>>>>>

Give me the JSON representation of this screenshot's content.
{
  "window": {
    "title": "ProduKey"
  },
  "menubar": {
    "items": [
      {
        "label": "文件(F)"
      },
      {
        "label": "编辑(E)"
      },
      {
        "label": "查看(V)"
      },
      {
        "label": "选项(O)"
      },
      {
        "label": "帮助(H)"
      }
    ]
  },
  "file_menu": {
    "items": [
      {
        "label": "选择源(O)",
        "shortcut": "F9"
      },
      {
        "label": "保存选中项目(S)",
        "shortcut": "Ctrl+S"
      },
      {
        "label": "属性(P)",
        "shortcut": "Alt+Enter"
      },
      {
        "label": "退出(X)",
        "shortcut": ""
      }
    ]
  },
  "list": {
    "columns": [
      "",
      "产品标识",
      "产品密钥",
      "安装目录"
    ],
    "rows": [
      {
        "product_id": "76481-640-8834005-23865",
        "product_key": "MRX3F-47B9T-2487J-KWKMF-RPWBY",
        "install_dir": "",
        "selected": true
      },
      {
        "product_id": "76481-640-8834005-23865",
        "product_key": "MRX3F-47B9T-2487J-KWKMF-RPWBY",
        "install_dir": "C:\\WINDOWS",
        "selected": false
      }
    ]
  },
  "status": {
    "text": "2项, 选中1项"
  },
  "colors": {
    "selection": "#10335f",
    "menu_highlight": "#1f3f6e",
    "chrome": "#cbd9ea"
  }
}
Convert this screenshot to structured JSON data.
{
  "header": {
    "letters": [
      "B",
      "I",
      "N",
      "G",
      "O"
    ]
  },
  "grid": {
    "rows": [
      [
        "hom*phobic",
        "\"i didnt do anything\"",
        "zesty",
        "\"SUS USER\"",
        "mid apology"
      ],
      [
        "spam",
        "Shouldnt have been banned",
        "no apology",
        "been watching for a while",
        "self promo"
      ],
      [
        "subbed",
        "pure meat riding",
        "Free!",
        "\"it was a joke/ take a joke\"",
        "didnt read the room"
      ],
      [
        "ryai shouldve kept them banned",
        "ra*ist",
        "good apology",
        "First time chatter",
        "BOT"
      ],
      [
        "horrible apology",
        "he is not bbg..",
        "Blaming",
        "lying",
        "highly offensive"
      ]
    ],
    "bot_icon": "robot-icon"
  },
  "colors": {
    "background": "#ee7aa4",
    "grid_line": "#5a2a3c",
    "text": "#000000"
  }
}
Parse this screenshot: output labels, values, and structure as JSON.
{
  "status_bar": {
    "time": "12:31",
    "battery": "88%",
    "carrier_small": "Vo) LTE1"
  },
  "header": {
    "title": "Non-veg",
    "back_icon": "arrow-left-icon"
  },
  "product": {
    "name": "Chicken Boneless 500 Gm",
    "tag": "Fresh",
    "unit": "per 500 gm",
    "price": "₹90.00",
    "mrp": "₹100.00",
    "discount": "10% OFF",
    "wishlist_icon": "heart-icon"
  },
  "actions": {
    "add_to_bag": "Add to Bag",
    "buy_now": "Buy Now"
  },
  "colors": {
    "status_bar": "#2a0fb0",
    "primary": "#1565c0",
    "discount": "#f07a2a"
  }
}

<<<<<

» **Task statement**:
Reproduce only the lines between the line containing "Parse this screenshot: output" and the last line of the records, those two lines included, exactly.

» **Answer to the exercise**:
Parse this screenshot: output labels, values, and structure as JSON.
{
  "status_bar": {
    "time": "12:31",
    "battery": "88%",
    "carrier_small": "Vo) LTE1"
  },
  "header": {
    "title": "Non-veg",
    "back_icon": "arrow-left-icon"
  },
  "product": {
    "name": "Chicken Boneless 500 Gm",
    "tag": "Fresh",
    "unit": "per 500 gm",
    "price": "₹90.00",
    "mrp": "₹100.00",
    "discount": "10% OFF",
    "wishlist_icon": "heart-icon"
  },
  "actions": {
    "add_to_bag": "Add to Bag",
    "buy_now": "Buy Now"
  },
  "colors": {
    "status_bar": "#2a0fb0",
    "primary": "#1565c0",
    "discount": "#f07a2a"
  }
}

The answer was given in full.